### The data
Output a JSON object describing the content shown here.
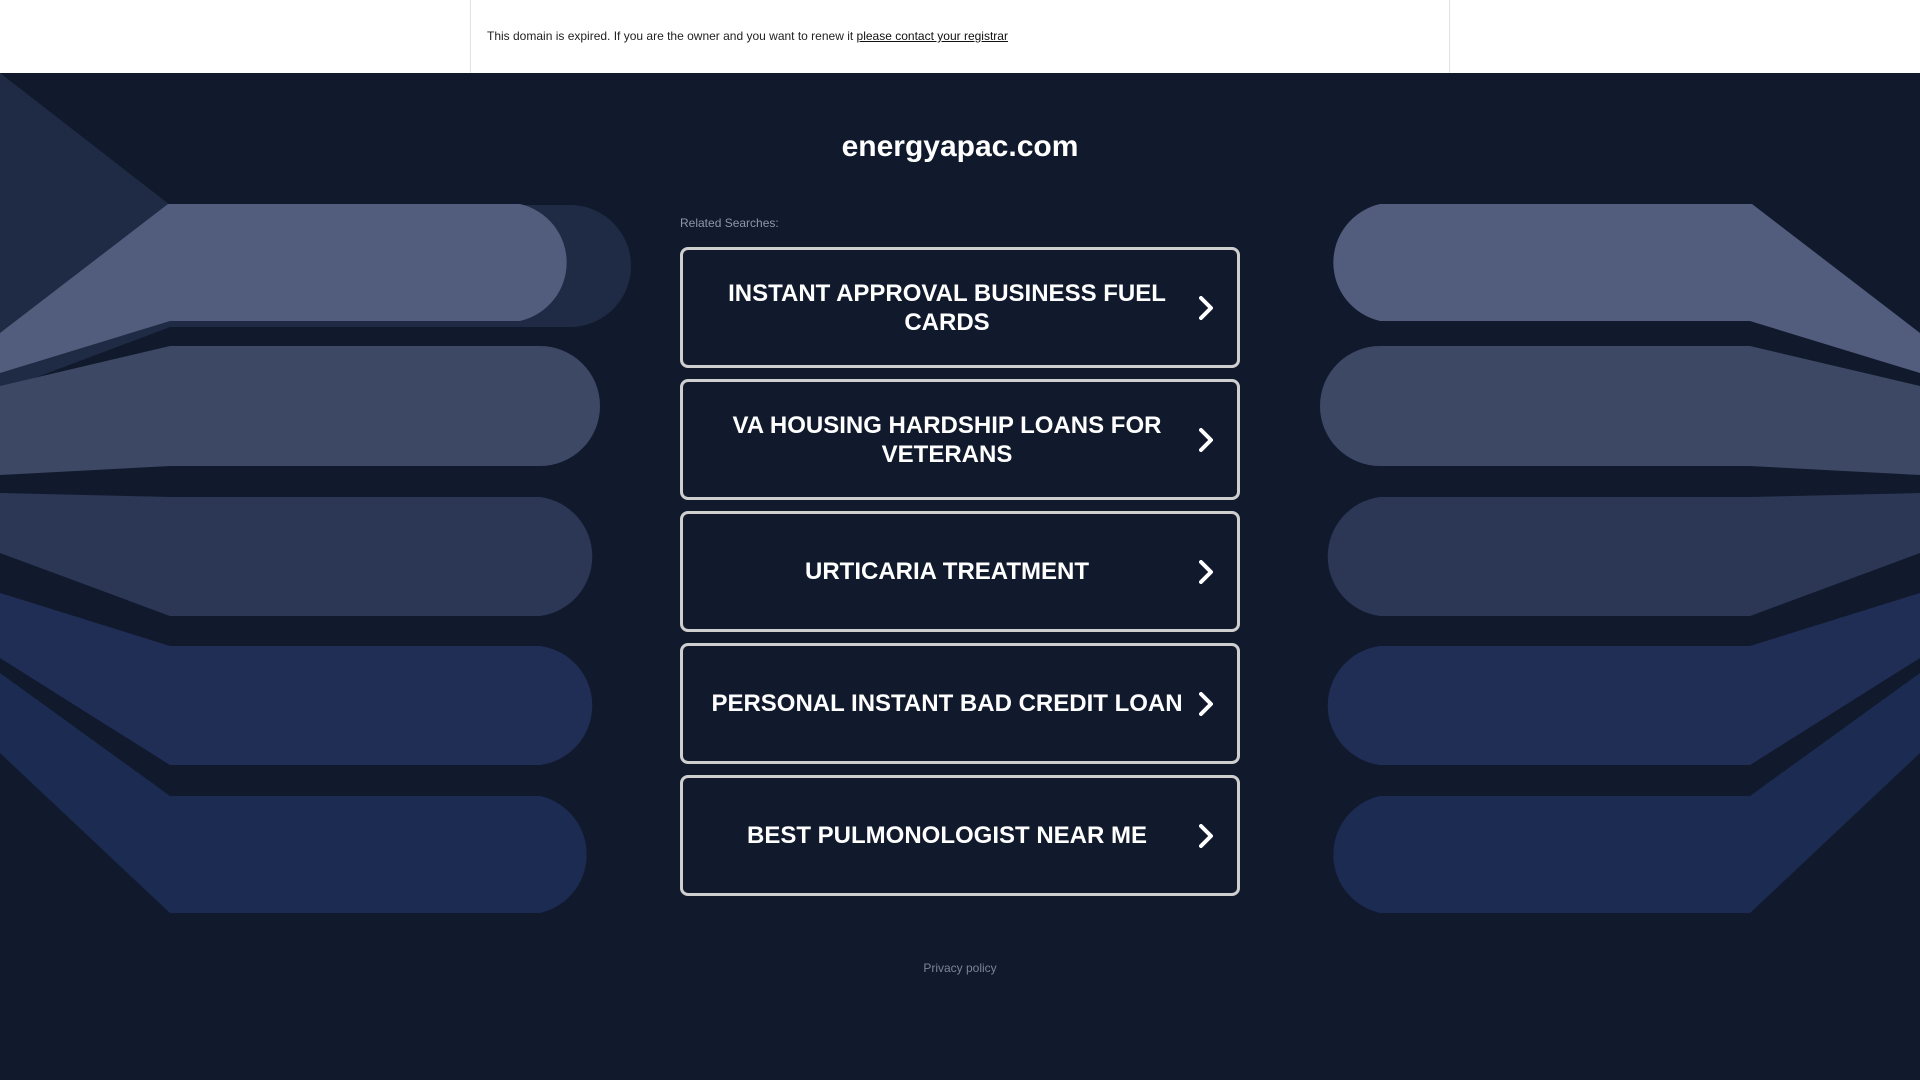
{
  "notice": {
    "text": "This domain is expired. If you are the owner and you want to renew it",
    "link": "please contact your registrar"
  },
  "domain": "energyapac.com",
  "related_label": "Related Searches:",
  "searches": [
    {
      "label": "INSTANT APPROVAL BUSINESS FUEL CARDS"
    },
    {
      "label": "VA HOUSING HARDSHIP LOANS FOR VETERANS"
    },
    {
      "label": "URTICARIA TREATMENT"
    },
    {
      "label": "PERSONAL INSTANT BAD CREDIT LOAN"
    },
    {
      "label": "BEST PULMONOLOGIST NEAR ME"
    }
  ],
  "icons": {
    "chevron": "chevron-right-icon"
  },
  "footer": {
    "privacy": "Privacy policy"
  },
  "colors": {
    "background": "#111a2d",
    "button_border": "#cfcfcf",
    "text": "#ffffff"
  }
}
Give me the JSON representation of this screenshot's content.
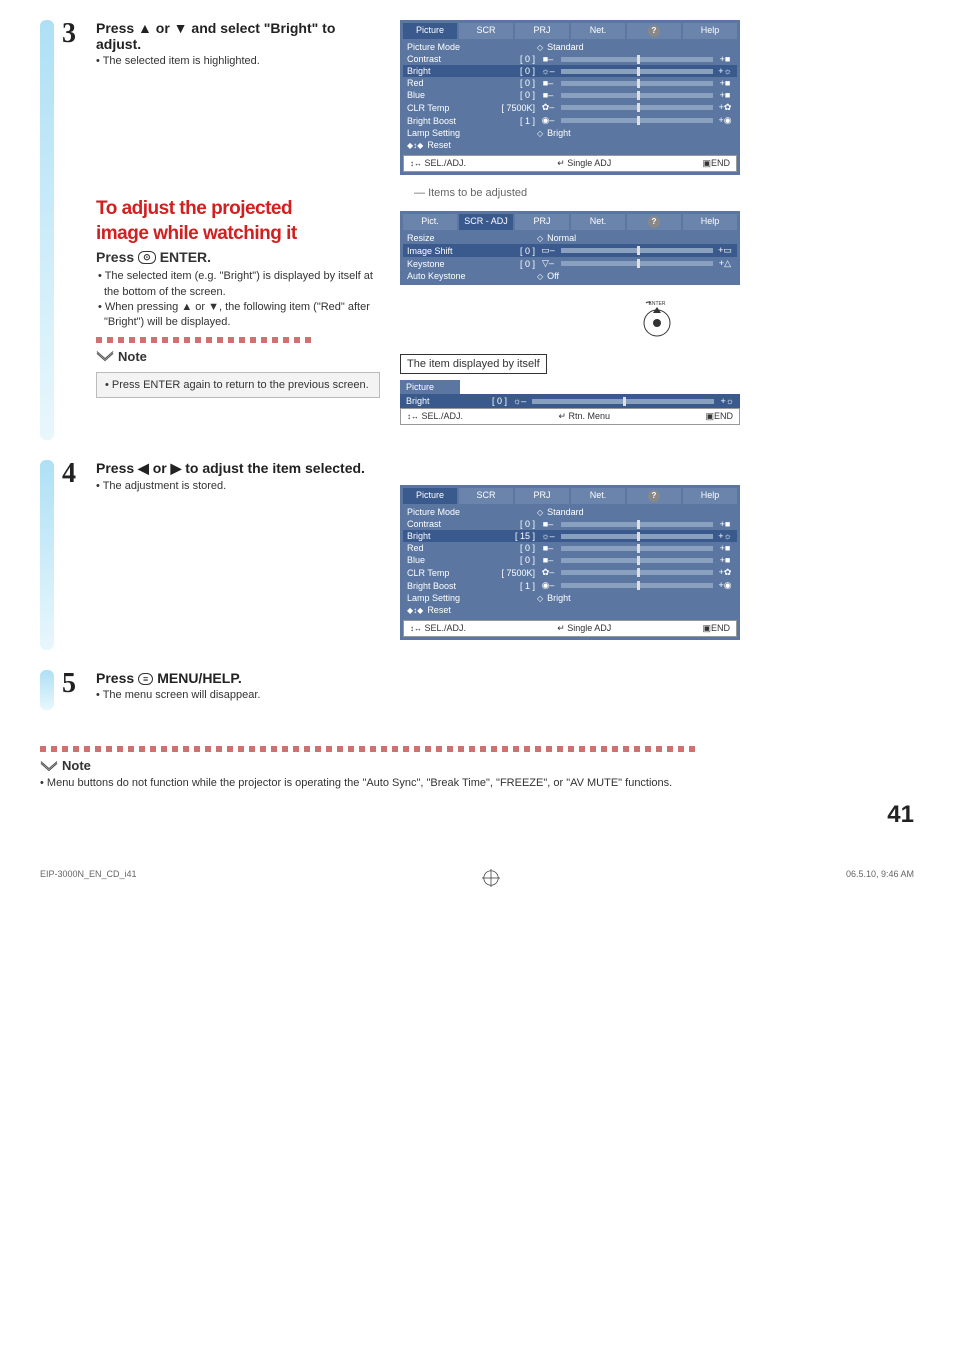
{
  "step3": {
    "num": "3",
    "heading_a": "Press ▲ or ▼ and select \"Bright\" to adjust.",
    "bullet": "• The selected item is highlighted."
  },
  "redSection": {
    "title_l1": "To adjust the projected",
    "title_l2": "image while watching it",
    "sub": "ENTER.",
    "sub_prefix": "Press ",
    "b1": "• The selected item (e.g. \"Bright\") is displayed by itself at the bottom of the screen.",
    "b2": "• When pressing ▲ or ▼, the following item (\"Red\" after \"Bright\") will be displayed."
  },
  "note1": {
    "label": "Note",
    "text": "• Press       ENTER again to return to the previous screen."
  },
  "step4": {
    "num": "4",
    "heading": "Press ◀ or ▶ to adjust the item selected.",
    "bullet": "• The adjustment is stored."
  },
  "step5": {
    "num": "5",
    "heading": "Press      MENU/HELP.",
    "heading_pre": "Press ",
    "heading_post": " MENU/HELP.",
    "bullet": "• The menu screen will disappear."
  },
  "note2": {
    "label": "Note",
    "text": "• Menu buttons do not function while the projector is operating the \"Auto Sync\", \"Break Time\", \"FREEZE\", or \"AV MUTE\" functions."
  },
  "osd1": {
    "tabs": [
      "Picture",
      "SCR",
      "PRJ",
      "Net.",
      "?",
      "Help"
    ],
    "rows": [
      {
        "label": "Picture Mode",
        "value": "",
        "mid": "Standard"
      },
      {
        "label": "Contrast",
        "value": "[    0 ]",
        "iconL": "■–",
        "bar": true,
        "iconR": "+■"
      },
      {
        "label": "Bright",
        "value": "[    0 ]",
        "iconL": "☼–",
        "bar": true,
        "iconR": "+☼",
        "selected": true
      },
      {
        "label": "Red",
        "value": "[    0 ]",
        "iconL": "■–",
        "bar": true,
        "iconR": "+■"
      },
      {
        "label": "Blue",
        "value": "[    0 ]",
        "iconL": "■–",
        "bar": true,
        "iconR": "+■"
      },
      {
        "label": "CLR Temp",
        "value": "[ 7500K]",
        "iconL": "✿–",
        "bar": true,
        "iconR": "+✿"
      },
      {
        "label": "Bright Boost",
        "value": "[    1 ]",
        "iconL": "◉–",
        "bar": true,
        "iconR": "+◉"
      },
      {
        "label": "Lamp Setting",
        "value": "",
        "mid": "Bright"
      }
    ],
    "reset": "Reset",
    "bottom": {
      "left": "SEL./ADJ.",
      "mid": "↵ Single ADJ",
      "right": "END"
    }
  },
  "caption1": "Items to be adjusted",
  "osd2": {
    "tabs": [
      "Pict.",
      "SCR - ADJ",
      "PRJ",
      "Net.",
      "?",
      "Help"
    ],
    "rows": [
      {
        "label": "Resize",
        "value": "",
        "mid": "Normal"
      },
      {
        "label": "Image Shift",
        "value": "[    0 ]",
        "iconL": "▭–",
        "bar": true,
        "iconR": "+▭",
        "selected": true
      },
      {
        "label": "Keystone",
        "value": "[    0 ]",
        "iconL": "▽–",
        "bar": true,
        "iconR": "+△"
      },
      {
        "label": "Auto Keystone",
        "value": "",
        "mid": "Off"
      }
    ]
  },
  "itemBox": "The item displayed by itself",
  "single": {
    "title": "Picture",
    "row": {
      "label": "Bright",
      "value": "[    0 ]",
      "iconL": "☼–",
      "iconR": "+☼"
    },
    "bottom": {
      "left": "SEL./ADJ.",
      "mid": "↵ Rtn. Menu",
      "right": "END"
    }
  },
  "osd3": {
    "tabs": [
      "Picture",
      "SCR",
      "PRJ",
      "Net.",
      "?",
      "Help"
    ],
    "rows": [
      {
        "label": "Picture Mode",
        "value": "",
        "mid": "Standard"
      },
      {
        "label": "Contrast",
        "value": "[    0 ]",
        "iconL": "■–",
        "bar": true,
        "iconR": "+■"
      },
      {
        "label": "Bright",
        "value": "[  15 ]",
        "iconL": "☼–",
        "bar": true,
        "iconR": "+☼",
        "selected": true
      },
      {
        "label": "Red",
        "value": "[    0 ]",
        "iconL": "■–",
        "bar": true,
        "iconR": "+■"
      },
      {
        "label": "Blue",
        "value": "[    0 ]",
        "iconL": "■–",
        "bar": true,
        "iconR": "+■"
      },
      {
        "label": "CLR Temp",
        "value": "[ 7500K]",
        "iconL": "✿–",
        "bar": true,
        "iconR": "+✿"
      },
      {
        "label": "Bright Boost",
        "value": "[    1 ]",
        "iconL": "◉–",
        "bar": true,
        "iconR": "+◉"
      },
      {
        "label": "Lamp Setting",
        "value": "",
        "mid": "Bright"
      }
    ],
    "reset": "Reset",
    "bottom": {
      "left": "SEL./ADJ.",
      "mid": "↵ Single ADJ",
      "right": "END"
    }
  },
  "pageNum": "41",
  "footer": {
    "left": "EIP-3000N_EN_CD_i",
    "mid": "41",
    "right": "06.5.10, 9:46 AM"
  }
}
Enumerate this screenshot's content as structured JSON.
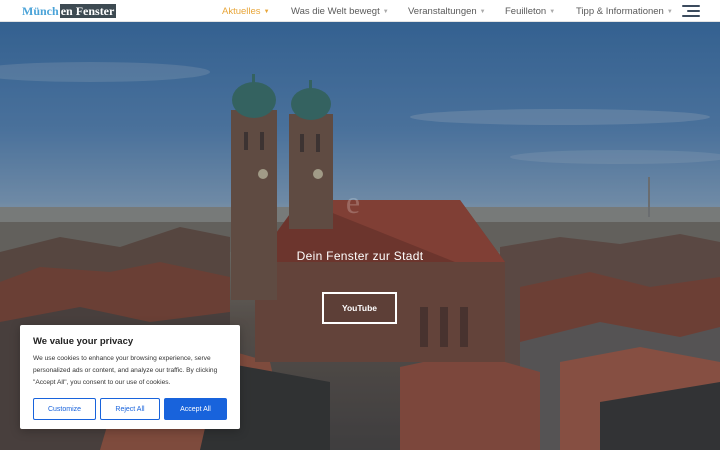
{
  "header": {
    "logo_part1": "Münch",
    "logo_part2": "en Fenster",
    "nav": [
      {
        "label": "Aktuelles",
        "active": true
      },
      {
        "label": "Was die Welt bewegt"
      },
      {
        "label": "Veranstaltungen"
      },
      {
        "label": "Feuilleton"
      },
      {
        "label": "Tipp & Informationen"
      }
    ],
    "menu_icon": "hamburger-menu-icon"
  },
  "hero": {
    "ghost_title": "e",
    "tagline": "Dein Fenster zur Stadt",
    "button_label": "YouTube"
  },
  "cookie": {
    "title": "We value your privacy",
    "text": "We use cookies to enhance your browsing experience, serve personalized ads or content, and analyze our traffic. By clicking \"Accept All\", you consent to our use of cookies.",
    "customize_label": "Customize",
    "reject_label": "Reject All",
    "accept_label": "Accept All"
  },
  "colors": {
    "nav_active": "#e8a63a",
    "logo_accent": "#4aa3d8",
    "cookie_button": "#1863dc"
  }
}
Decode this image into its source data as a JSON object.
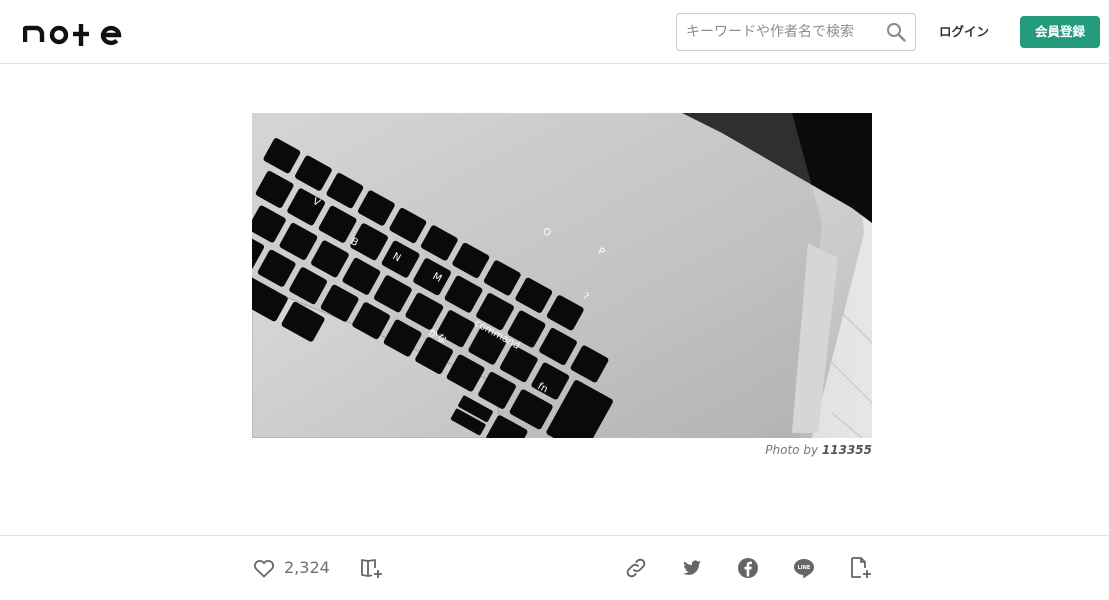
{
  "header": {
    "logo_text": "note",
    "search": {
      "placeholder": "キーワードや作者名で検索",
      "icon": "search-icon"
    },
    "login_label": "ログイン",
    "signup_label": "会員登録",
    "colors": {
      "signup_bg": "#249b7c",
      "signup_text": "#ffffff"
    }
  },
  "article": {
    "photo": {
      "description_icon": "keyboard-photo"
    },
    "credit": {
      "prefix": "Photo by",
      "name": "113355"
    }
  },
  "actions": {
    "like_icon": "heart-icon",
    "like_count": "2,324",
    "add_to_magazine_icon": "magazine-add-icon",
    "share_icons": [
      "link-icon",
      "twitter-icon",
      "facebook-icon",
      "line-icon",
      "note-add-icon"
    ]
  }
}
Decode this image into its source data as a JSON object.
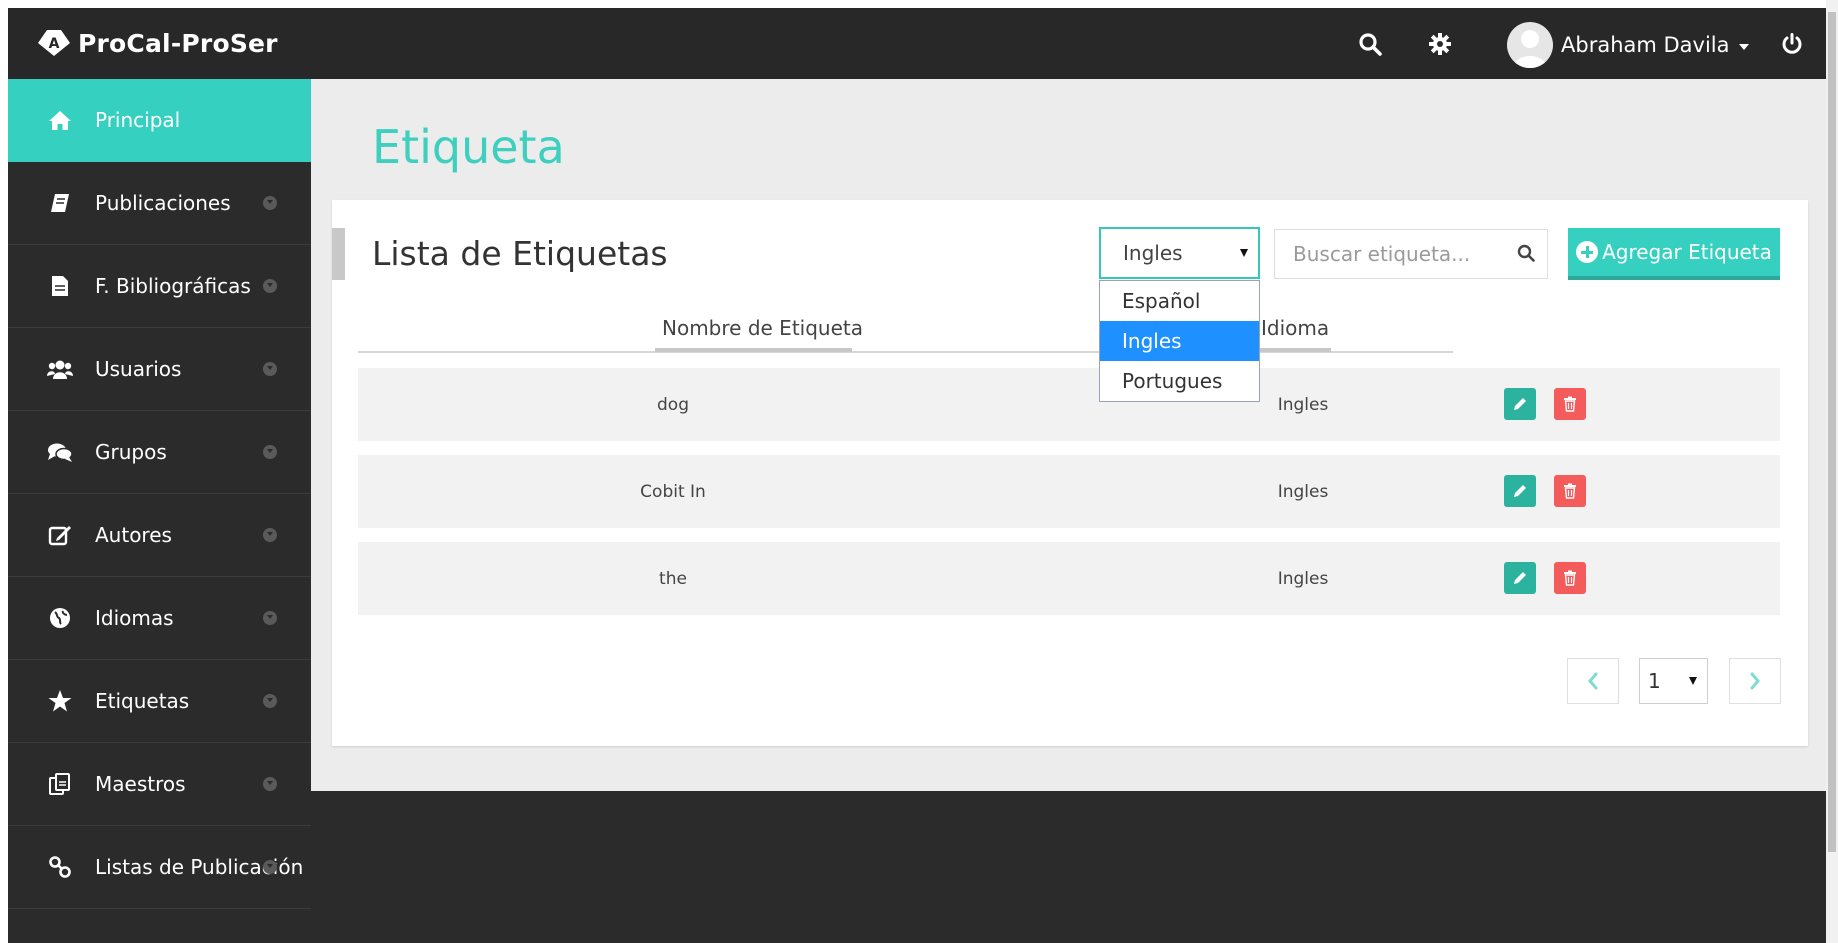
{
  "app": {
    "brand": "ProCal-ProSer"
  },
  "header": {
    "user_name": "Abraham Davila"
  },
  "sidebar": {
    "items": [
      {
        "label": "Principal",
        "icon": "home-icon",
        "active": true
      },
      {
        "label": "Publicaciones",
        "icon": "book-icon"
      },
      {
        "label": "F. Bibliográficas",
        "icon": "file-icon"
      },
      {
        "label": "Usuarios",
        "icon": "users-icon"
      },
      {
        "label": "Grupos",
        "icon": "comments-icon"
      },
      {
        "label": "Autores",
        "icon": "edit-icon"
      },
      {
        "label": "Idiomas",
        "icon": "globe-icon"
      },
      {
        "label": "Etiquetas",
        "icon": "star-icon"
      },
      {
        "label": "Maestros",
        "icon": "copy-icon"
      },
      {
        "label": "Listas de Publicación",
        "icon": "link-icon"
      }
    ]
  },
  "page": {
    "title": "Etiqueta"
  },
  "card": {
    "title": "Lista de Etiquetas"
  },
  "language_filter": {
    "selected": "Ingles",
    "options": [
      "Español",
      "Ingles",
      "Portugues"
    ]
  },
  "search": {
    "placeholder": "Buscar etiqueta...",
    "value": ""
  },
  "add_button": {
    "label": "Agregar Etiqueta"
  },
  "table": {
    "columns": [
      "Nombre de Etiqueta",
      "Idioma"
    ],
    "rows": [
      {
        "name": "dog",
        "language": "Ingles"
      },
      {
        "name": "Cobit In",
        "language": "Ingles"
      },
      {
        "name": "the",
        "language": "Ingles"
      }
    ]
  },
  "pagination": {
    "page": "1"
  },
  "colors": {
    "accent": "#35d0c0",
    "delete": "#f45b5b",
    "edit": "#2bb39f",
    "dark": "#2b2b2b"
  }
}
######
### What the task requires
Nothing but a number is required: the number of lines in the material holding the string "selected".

### Result for this exercise
7